● **EXERCISE AIM**:
Going line by line through the data below, report how many lines include the word "inconsistent", with nothing added.

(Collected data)
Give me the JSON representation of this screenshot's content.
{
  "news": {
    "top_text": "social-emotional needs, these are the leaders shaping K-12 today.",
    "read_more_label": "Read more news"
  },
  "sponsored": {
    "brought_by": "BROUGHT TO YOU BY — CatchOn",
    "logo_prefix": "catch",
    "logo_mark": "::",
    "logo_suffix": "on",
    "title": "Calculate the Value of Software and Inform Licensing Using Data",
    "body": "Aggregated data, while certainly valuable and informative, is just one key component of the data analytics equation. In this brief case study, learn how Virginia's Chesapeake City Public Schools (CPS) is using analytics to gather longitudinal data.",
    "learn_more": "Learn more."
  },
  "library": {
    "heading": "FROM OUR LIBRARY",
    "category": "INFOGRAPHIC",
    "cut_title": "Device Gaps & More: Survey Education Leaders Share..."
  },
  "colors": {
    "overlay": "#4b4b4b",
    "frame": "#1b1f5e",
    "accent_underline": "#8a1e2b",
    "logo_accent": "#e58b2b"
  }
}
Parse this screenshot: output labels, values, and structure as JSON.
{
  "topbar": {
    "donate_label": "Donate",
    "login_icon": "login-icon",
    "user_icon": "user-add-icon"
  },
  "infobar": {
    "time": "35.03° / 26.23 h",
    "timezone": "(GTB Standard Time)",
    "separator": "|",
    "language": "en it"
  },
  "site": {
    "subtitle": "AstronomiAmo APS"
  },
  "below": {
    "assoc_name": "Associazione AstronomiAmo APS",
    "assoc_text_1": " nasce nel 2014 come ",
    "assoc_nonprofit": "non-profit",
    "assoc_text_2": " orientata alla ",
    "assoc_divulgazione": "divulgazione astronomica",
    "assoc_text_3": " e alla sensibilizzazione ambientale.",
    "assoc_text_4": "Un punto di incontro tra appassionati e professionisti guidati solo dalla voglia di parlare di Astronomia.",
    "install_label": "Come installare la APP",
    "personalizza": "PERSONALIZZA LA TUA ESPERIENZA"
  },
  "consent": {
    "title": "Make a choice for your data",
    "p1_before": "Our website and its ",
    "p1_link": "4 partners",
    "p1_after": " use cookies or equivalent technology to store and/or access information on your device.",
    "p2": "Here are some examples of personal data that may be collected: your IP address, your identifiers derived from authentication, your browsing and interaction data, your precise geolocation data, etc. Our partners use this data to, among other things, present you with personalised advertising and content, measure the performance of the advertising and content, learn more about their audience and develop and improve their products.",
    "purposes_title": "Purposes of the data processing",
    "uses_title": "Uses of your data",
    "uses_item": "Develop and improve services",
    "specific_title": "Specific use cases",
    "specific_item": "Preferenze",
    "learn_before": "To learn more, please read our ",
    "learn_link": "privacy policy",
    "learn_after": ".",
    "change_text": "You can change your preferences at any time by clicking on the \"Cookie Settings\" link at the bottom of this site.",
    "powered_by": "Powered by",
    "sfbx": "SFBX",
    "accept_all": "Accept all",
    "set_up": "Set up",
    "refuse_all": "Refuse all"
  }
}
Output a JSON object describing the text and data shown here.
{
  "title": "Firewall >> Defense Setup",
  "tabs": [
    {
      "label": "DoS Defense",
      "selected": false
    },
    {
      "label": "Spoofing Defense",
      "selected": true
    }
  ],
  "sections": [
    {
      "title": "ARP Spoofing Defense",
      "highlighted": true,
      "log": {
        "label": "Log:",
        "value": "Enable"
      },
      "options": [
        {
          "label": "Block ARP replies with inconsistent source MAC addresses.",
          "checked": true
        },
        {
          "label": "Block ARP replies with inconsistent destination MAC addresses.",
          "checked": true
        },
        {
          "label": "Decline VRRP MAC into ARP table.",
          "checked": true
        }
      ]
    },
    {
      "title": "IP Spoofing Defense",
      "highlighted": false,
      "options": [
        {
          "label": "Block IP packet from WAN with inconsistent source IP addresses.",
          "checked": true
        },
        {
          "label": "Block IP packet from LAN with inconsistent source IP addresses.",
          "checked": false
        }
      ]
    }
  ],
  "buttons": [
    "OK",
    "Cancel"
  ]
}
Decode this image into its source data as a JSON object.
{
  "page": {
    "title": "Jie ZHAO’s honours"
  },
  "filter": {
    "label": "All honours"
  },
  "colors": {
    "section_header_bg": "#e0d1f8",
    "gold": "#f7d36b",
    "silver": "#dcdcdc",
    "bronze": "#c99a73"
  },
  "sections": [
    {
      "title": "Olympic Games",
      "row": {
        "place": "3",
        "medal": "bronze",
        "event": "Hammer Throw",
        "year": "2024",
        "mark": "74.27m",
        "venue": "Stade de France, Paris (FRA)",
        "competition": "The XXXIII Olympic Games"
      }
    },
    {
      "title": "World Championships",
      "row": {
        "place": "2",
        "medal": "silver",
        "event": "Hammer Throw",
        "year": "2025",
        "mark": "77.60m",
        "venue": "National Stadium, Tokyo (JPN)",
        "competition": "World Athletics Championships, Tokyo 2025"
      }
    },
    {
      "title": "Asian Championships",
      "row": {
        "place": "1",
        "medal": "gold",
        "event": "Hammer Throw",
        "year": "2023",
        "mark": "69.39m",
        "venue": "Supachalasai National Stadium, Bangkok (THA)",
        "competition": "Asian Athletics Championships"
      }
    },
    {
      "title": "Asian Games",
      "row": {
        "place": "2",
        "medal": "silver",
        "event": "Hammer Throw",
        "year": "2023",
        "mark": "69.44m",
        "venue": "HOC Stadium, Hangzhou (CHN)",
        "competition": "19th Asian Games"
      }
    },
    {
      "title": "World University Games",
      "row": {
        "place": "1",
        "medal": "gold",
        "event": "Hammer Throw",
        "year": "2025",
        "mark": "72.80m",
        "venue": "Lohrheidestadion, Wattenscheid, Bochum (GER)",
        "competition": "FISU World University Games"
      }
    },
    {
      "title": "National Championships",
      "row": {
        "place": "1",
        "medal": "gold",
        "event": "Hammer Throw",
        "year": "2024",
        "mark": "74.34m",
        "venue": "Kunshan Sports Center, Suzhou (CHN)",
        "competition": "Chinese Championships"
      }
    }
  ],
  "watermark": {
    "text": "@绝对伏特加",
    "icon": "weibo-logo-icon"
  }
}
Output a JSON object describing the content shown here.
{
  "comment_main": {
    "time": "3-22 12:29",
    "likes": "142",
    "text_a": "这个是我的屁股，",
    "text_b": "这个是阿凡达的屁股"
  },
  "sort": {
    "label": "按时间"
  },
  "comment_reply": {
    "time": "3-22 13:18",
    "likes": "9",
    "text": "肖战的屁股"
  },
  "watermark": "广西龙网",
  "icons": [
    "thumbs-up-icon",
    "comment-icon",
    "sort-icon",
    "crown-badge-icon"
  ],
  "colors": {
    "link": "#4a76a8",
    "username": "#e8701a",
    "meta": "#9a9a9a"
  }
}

● **SOLVED PROBLEM**:
4